Medical marijuana has been legal in California for almost 20 years now thanks to the California Compassionate Use Act and Proposition 215. Despite this, many people still have a number of misconceptions about how this act applies and when, including patients and law enforcement alike. This has been especially true here in the San Diego area, where many were initially opposed to the law.
Over the past two decades, medical marijuana stigma has decreased, as it became increasingly clear just how much it can help those suffering from serious illnesses, such as cancer and AIDS.
Unfortunately, law itself has been interpreted (and misinterpreted) by so many lay people in different ways that sometimes people with legitimate prescriptions for medical marijuana are still prosecuted for crimes that they should be exempt from under Proposition 215, such as possession, possession for sale, transportation of marijuana, sale of a controlled substance, and cultivation of marijuana. These people must then enlist the help of a San Diego marijuana attorney in order to get the charges dropped.
While any California marijuana attorney would be happy to help you fight these charges and clear your name, we would all be better off with a wider knowledge of the law. Hopefully with more access to correct knowledge, fewer people will be unfairly arrested to begin with.
What Is Allowed Under the Act

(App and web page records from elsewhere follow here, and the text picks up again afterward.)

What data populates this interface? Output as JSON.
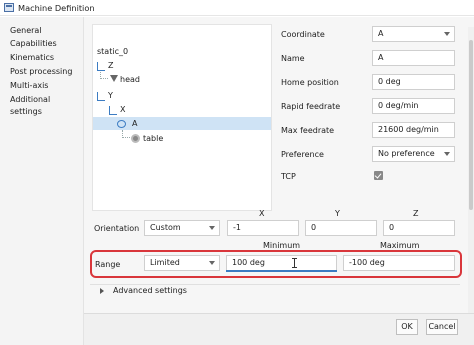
{
  "window": {
    "title": "Machine Definition"
  },
  "sidebar": {
    "items": [
      {
        "label": "General"
      },
      {
        "label": "Capabilities"
      },
      {
        "label": "Kinematics"
      },
      {
        "label": "Post processing"
      },
      {
        "label": "Multi-axis"
      },
      {
        "label": "Additional settings"
      }
    ]
  },
  "tree": {
    "nodes": [
      {
        "label": "static_0"
      },
      {
        "label": "Z"
      },
      {
        "label": "head"
      },
      {
        "label": "Y"
      },
      {
        "label": "X"
      },
      {
        "label": "A"
      },
      {
        "label": "table"
      }
    ]
  },
  "properties": {
    "coordinate": {
      "label": "Coordinate",
      "value": "A"
    },
    "name": {
      "label": "Name",
      "value": "A"
    },
    "home_position": {
      "label": "Home position",
      "value": "0 deg"
    },
    "rapid_feedrate": {
      "label": "Rapid feedrate",
      "value": "0 deg/min"
    },
    "max_feedrate": {
      "label": "Max feedrate",
      "value": "21600 deg/min"
    },
    "preference": {
      "label": "Preference",
      "value": "No preference"
    },
    "tcp": {
      "label": "TCP",
      "checked": true
    }
  },
  "orientation": {
    "label": "Orientation",
    "mode": "Custom",
    "headers": {
      "x": "X",
      "y": "Y",
      "z": "Z"
    },
    "x": "-1",
    "y": "0",
    "z": "0"
  },
  "range": {
    "label": "Range",
    "mode": "Limited",
    "min_header": "Minimum",
    "max_header": "Maximum",
    "minimum": "100 deg",
    "maximum": "-100 deg"
  },
  "advanced": {
    "label": "Advanced settings"
  },
  "buttons": {
    "ok": "OK",
    "cancel": "Cancel"
  },
  "colors": {
    "highlight": "#d9363b",
    "selection": "#cfe3f5",
    "accent": "#3c7cc2"
  }
}
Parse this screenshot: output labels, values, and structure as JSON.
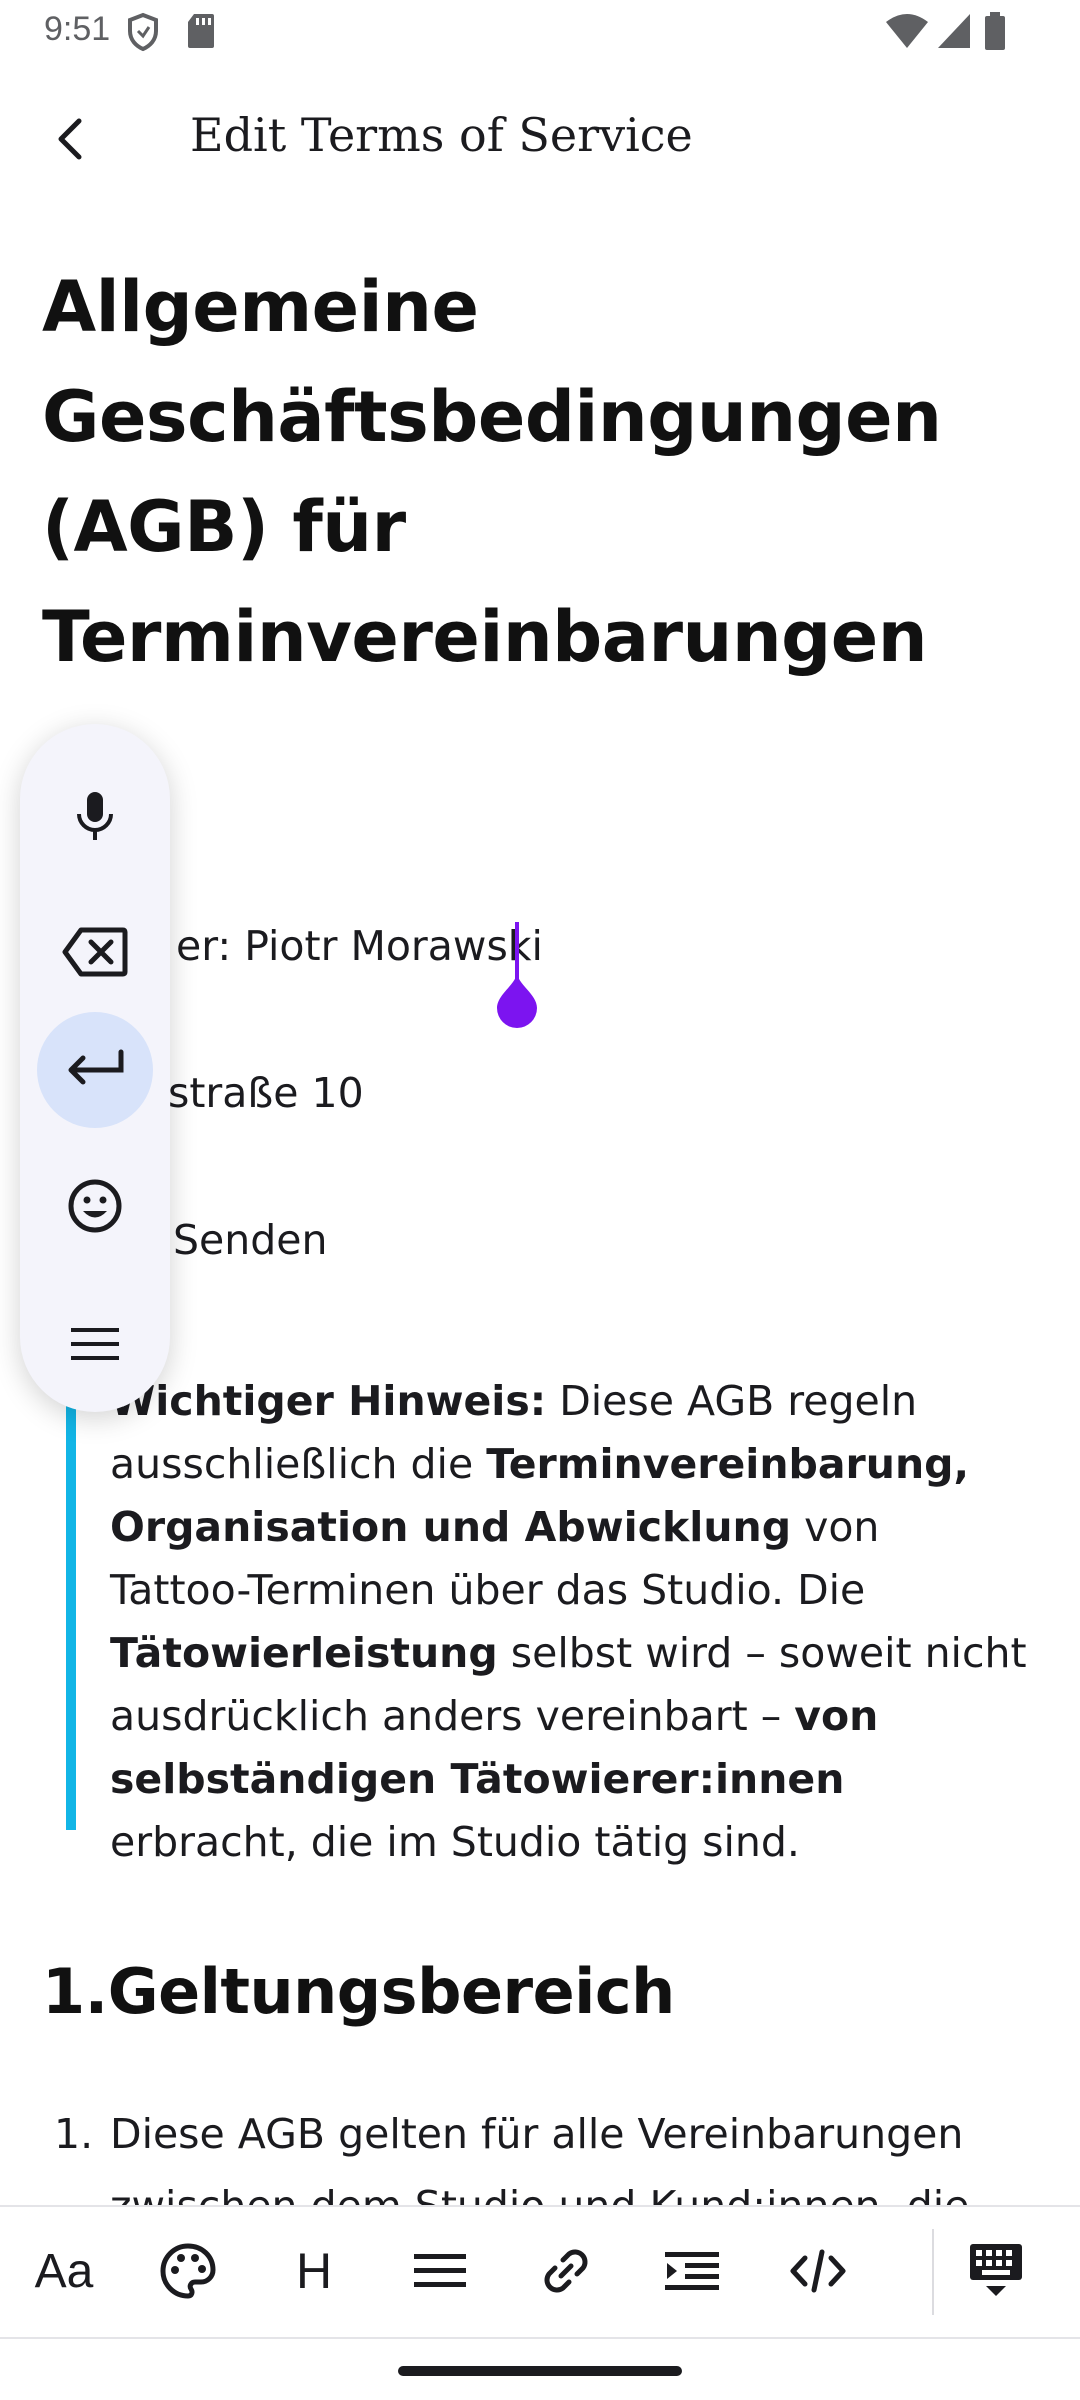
{
  "status_bar": {
    "time": "9:51"
  },
  "app_bar": {
    "title": "Edit Terms of Service"
  },
  "document": {
    "title": "Allgemeine Geschäftsbedingungen (AGB) für Terminvereinbarungen",
    "line_owner": "er: Piotr Morawski",
    "line_street": "straße 10",
    "line_city": "Senden",
    "note": {
      "p1_bold": "Wichtiger Hinweis:",
      "p1_rest": " Diese AGB regeln ausschließlich die ",
      "p2_bold": "Terminvereinbarung, Organisation und Abwicklung",
      "p2_rest": " von Tattoo-Terminen über das Studio. Die ",
      "p3_bold": "Tätowierleistung",
      "p3_rest": " selbst wird – soweit nicht ausdrücklich anders vereinbart – ",
      "p4_bold": "von selbständigen Tätowierer:innen",
      "p4_rest": " erbracht, die im Studio tätig sind."
    },
    "section_heading": "1.Geltungsbereich",
    "list_item_1_number": "1.",
    "list_item_1_text": "Diese AGB gelten für alle Vereinbarungen",
    "list_item_1_continued": "zwischen dem Studio und Kund:innen, die"
  },
  "floating_toolbar": {
    "items": [
      {
        "icon": "microphone-icon"
      },
      {
        "icon": "backspace-icon"
      },
      {
        "icon": "enter-icon",
        "active": true
      },
      {
        "icon": "emoji-icon"
      },
      {
        "icon": "menu-icon"
      }
    ]
  },
  "format_toolbar": {
    "text_style_label": "Aa",
    "heading_label": "H",
    "items": [
      "text-style-icon",
      "palette-icon",
      "heading-icon",
      "align-icon",
      "link-icon",
      "indent-icon",
      "code-icon",
      "keyboard-hide-icon"
    ]
  },
  "colors": {
    "cursor": "#7c14f0",
    "blockquote_bar": "#12b5e6",
    "active_button_bg": "#d8e3fa",
    "floating_toolbar_bg": "#f4f4fb"
  }
}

In People vs. Mower, the California Supreme Court held patients have the same right to marijuana as to any other legally prescribed drug. This means that patients with a medical cannabis prescription have the right in the state of California to access the drug as they need it. The California Compassionate Use Act provides the framework that gives patients this access.
There are three main activities related to medical marijuana access that are permitted under the California Compassionate Use Act:
- Possessing a medically necessary amount of marijuana (deemed as 8 oz under SB 420 guidelines),
- Cultivating a medically necessary amount of marijuana (deemed as 6 mature plants per person under SB 420 guidelines), and
- Transporting medical marijuana.
These activities can be done by the patient himself or by her primary caregiver, such as a spouse or parent. It’s also important to note that the amounts listed in SB420 are just recommendations, not firm limits, so people cannot automatically be found guilty simply for having more.
Every person who uses medical marijuana or cares for a medical marijuana user should be aware of his or her rights provided by Proposition 215. Do not be afraid to assert your rights. If you have been arrested for a marijuana related charge in the San Diego area, contact the experienced marijuana lawyer Jessica McElfresh at today for a free consultation. You should never be punished for simply exercising your legal rights. We will fight to ensure that you aren’t.